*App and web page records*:
-----
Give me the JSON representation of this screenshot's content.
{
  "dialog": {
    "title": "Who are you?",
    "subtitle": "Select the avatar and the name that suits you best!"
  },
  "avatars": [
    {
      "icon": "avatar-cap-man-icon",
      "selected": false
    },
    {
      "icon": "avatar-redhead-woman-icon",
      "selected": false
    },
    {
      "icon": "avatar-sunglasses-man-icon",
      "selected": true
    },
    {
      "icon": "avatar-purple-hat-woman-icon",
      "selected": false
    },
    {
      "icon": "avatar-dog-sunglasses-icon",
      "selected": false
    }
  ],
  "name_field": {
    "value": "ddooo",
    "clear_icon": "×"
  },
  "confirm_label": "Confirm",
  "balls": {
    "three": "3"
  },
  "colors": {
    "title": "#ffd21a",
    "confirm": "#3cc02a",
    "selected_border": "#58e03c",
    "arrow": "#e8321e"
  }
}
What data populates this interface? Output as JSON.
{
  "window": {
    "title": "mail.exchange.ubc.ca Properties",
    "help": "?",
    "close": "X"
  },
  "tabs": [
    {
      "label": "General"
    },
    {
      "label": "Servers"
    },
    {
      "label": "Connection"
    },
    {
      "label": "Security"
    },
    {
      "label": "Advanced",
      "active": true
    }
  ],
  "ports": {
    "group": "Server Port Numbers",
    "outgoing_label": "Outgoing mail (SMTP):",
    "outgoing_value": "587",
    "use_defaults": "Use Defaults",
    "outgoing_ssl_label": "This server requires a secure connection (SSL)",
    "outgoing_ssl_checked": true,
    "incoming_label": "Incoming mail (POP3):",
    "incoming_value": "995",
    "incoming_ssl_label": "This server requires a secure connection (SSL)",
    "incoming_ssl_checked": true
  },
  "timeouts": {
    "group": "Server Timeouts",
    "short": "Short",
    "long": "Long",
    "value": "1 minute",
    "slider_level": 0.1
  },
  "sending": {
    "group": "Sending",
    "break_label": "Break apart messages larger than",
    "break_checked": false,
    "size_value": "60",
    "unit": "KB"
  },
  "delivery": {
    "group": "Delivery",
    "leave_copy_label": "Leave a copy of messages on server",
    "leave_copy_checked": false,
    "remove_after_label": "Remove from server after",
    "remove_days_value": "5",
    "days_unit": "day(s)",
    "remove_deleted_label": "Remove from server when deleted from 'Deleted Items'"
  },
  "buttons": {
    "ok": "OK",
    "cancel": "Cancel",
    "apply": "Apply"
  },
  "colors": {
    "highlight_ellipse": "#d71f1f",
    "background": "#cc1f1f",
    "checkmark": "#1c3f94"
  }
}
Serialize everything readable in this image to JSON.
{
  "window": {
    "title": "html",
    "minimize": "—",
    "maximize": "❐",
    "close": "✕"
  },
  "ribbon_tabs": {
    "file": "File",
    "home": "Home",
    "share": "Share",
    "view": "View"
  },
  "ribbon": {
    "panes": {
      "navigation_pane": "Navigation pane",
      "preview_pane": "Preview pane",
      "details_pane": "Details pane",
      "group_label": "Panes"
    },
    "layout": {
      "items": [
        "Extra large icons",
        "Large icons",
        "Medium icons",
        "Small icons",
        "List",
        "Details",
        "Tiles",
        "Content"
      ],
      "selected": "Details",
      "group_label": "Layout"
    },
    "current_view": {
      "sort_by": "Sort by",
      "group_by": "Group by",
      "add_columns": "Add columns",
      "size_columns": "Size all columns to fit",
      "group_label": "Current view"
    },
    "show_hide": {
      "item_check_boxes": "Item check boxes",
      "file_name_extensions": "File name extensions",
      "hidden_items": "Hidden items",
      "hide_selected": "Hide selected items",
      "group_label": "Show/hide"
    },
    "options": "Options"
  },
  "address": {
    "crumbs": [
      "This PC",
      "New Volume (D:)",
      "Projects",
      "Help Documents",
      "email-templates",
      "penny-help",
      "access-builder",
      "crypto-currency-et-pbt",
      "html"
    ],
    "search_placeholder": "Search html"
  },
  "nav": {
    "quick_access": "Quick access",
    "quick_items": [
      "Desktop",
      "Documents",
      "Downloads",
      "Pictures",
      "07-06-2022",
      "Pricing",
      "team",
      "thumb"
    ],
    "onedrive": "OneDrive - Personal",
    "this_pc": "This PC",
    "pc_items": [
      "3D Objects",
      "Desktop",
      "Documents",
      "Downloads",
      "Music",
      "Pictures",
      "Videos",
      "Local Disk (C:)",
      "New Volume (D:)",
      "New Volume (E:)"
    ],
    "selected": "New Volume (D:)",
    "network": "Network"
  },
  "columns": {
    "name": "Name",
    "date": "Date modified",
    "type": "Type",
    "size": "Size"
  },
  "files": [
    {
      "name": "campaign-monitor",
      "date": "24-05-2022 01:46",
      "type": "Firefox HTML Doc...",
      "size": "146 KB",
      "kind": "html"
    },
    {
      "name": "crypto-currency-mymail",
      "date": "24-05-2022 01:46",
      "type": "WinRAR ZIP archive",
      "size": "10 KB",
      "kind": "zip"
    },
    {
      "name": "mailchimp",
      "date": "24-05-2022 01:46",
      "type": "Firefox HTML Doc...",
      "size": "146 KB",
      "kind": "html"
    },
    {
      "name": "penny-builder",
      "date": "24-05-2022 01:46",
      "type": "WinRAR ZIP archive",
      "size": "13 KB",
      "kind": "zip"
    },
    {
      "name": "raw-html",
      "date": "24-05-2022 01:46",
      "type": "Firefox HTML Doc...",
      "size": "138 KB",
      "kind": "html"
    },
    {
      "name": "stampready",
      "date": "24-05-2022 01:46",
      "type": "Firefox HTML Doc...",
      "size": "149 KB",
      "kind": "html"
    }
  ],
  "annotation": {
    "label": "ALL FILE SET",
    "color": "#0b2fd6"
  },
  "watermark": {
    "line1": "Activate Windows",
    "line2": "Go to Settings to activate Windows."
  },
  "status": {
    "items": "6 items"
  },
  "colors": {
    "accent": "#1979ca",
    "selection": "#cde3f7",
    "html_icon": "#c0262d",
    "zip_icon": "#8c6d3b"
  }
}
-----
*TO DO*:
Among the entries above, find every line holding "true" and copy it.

*SOLUTION FOR THIS TASK*:
      "selected": true
      "active": true
    "outgoing_ssl_checked": true,
    "incoming_ssl_checked": true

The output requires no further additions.